Data about app and page elements:
- Opening Delimiter -
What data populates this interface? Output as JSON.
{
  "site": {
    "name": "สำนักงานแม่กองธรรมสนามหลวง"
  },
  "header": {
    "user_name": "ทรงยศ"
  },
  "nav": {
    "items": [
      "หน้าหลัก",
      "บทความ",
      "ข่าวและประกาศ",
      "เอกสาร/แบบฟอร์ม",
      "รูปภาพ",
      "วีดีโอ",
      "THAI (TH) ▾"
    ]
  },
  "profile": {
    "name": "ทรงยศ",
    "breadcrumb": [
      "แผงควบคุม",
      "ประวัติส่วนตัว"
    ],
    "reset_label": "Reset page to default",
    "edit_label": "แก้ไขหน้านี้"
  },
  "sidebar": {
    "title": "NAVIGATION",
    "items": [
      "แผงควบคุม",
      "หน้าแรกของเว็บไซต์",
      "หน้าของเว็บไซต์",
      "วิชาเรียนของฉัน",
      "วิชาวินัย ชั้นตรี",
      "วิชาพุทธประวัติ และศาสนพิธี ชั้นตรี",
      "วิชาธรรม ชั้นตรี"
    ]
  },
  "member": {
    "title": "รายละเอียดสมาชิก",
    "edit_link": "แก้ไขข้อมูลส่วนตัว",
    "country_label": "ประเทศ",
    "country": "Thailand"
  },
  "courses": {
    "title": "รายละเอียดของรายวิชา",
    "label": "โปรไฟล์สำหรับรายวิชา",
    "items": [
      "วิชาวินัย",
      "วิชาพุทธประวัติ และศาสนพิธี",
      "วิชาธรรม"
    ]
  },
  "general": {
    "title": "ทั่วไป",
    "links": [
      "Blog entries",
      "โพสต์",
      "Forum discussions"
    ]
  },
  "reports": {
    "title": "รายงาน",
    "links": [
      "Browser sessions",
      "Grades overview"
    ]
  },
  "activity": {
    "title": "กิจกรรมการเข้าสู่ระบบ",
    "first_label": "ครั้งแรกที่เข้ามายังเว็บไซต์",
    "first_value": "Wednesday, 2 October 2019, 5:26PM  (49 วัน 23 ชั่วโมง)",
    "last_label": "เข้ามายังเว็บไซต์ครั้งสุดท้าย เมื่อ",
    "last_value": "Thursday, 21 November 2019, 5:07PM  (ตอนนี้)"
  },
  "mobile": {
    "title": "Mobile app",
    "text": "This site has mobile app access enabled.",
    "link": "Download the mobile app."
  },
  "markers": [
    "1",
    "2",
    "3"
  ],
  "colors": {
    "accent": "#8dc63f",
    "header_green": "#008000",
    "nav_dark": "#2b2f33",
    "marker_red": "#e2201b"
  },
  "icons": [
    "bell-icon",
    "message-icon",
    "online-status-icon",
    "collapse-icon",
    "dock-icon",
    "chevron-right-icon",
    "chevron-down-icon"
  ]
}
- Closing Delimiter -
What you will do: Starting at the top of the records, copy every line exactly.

Completed task:
What data populates this interface? Output as JSON.
{
  "site": {
    "name": "สำนักงานแม่กองธรรมสนามหลวง"
  },
  "header": {
    "user_name": "ทรงยศ"
  },
  "nav": {
    "items": [
      "หน้าหลัก",
      "บทความ",
      "ข่าวและประกาศ",
      "เอกสาร/แบบฟอร์ม",
      "รูปภาพ",
      "วีดีโอ",
      "THAI (TH) ▾"
    ]
  },
  "profile": {
    "name": "ทรงยศ",
    "breadcrumb": [
      "แผงควบคุม",
      "ประวัติส่วนตัว"
    ],
    "reset_label": "Reset page to default",
    "edit_label": "แก้ไขหน้านี้"
  },
  "sidebar": {
    "title": "NAVIGATION",
    "items": [
      "แผงควบคุม",
      "หน้าแรกของเว็บไซต์",
      "หน้าของเว็บไซต์",
      "วิชาเรียนของฉัน",
      "วิชาวินัย ชั้นตรี",
      "วิชาพุทธประวัติ และศาสนพิธี ชั้นตรี",
      "วิชาธรรม ชั้นตรี"
    ]
  },
  "member": {
    "title": "รายละเอียดสมาชิก",
    "edit_link": "แก้ไขข้อมูลส่วนตัว",
    "country_label": "ประเทศ",
    "country": "Thailand"
  },
  "courses": {
    "title": "รายละเอียดของรายวิชา",
    "label": "โปรไฟล์สำหรับรายวิชา",
    "items": [
      "วิชาวินัย",
      "วิชาพุทธประวัติ และศาสนพิธี",
      "วิชาธรรม"
    ]
  },
  "general": {
    "title": "ทั่วไป",
    "links": [
      "Blog entries",
      "โพสต์",
      "Forum discussions"
    ]
  },
  "reports": {
    "title": "รายงาน",
    "links": [
      "Browser sessions",
      "Grades overview"
    ]
  },
  "activity": {
    "title": "กิจกรรมการเข้าสู่ระบบ",
    "first_label": "ครั้งแรกที่เข้ามายังเว็บไซต์",
    "first_value": "Wednesday, 2 October 2019, 5:26PM  (49 วัน 23 ชั่วโมง)",
    "last_label": "เข้ามายังเว็บไซต์ครั้งสุดท้าย เมื่อ",
    "last_value": "Thursday, 21 November 2019, 5:07PM  (ตอนนี้)"
  },
  "mobile": {
    "title": "Mobile app",
    "text": "This site has mobile app access enabled.",
    "link": "Download the mobile app."
  },
  "markers": [
    "1",
    "2",
    "3"
  ],
  "colors": {
    "accent": "#8dc63f",
    "header_green": "#008000",
    "nav_dark": "#2b2f33",
    "marker_red": "#e2201b"
  },
  "icons": [
    "bell-icon",
    "message-icon",
    "online-status-icon",
    "collapse-icon",
    "dock-icon",
    "chevron-right-icon",
    "chevron-down-icon"
  ]
}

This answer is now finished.